Are you swimming in boxes? We are. What with the lockdown, we are having more things delivered, which means more boxes around the house!
You can build a box tunnel to crawl through by opening the tops and bottoms on several boxes and sliding the flaps from one box into the flaps on another. (You may need to tape or clip the box flaps together so they don’t fall down on unsuspecting crawlers!) The tunnel can be part of an obstacle course activity to keep busy bodies moving if you can’t go outside due to thunder and lightening.
One of my favorite books is Roxaboxen by Alice Mclerran, illustrated by Barbara Cooney. It’s based on a true story of what happens when children, imagination, time, and the materials at hand come together to form something magical. Whether it’s a mud kitchen in your backyard, laundry basket turtle shells, or a set of boxes. It’s hard to predict what will happen.
Check out this read aloud version of Roxaboxen. I hope you enjoy it as much as we did! If you’d like something shorter, see What To Do With A Box, by Jane Yolen and Illustrated by Chris Sheran or another great option is Not a Box, by Antoinette Portis.
If you don’t have large boxes, small boxes will work just as well: combine items that would normally go in the recycling like cardboard tubes, egg cartons, cereal boxes, oatmeal containers, yogurt cups, etc. with whatever art supplies you have at home. Maybe you want to build a house for your pet rock? Or a boat to sail in rain puddles for when the lightening stops?

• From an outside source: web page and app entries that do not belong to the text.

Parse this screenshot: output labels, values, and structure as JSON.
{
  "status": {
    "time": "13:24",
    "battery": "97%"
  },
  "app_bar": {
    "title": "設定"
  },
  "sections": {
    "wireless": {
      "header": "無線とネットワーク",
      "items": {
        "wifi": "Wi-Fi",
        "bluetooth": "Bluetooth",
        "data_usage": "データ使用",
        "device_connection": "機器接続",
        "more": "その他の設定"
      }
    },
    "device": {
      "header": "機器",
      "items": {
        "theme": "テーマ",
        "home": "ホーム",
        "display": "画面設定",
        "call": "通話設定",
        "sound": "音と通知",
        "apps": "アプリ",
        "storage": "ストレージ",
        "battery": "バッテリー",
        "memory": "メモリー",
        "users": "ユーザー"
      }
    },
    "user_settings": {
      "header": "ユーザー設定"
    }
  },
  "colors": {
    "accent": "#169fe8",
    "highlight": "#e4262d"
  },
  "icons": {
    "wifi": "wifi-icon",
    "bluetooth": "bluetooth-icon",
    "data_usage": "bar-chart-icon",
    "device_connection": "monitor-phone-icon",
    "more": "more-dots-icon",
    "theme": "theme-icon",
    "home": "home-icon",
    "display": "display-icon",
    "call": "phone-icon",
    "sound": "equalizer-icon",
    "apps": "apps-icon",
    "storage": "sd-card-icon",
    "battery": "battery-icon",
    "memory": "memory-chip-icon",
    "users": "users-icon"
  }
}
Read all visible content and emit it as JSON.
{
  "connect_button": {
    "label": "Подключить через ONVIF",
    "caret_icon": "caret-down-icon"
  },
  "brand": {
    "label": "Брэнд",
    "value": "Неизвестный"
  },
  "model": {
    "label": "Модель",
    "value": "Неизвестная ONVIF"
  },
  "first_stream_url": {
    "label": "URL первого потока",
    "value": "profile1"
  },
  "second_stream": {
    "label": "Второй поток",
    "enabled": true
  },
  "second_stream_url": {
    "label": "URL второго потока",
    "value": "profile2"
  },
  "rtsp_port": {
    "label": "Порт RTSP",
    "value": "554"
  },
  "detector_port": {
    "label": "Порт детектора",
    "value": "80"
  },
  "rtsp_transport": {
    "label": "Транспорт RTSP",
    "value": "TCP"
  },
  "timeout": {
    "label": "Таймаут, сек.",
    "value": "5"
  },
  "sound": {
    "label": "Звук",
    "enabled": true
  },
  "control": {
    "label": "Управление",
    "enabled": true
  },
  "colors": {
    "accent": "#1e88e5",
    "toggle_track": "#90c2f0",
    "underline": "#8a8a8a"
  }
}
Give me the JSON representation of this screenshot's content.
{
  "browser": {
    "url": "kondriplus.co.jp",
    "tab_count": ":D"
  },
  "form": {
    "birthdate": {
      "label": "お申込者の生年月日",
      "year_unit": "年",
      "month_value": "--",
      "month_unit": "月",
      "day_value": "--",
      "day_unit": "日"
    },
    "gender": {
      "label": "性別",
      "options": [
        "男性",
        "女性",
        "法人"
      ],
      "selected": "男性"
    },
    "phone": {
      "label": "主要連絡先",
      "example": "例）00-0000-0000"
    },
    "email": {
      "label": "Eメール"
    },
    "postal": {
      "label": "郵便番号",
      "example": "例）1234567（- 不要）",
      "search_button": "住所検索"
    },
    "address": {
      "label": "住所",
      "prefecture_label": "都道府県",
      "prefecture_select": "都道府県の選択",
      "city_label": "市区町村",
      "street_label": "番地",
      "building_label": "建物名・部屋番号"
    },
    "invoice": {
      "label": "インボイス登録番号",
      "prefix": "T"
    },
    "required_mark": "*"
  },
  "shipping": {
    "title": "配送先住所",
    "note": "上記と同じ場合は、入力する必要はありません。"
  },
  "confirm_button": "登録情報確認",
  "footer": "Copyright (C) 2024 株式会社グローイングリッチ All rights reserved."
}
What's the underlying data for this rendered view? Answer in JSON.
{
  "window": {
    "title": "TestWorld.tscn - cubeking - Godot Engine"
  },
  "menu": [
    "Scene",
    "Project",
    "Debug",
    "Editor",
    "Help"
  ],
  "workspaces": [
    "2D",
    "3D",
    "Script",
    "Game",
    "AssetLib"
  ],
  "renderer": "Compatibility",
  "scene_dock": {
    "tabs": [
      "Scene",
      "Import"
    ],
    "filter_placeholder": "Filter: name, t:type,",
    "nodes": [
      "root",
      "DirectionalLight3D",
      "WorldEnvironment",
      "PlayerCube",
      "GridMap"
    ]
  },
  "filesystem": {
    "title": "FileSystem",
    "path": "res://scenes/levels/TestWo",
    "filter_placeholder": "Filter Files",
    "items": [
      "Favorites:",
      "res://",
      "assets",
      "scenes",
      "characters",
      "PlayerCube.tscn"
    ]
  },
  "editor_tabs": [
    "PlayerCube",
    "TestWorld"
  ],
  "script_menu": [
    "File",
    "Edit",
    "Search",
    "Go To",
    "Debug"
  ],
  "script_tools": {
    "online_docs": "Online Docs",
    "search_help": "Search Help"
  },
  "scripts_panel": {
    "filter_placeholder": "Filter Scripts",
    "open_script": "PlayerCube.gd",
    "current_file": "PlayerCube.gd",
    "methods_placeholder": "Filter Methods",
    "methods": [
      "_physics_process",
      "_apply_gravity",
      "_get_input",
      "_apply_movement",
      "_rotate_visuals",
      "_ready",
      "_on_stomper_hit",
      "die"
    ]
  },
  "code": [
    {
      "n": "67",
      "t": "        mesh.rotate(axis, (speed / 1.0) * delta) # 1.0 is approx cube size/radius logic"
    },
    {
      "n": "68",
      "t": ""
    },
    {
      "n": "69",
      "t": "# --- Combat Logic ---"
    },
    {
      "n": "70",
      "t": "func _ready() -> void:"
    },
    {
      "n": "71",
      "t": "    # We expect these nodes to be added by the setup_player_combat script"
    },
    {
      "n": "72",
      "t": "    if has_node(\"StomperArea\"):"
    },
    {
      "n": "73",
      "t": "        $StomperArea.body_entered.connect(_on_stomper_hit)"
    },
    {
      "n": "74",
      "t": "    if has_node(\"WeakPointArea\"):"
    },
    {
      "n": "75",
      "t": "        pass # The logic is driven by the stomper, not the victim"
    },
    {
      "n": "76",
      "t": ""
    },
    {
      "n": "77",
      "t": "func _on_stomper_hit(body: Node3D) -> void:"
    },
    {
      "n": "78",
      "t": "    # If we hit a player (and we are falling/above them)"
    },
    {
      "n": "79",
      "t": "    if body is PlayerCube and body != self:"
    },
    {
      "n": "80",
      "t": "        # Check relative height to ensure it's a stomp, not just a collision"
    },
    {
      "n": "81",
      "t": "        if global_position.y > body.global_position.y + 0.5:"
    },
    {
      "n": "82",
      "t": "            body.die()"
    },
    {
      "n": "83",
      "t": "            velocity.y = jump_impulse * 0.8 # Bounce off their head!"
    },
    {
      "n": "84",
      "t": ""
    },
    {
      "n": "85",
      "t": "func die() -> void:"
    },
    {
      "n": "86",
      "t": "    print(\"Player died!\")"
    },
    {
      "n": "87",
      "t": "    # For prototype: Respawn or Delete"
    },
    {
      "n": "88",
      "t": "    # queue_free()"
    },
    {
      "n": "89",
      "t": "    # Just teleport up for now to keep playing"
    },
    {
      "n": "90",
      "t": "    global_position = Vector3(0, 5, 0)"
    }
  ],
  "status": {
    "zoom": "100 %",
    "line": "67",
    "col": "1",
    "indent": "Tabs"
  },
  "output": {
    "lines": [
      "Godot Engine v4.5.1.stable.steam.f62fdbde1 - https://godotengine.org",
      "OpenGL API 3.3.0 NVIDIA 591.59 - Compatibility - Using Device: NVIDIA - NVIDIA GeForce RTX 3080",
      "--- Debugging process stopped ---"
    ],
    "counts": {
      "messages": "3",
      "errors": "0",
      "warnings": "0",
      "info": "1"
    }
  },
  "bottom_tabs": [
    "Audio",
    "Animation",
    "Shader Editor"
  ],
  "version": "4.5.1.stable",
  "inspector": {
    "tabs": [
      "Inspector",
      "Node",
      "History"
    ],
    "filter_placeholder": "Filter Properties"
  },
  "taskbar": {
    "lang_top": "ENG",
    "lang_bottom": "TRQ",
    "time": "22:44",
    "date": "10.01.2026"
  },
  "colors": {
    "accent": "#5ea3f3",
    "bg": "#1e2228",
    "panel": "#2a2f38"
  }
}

Here’s a picture from one of my boys’ birthday parties. A table with random boxes, scissors, markers, and other craft items from which to create!
Apparently I’m not the only one thinking in terms of building with boxes. See this recent article in the Washington Post about building forts. https://www.washingtonpost.com/lifestyle/2020/05/18/why-kids-love-building-forts-why-experts-say-they-might-need-them-more-than-ever/?utm_campaign=wp_on_parenting&utm_medium=email&utm_source=newsletter&wpisrc=nl_parent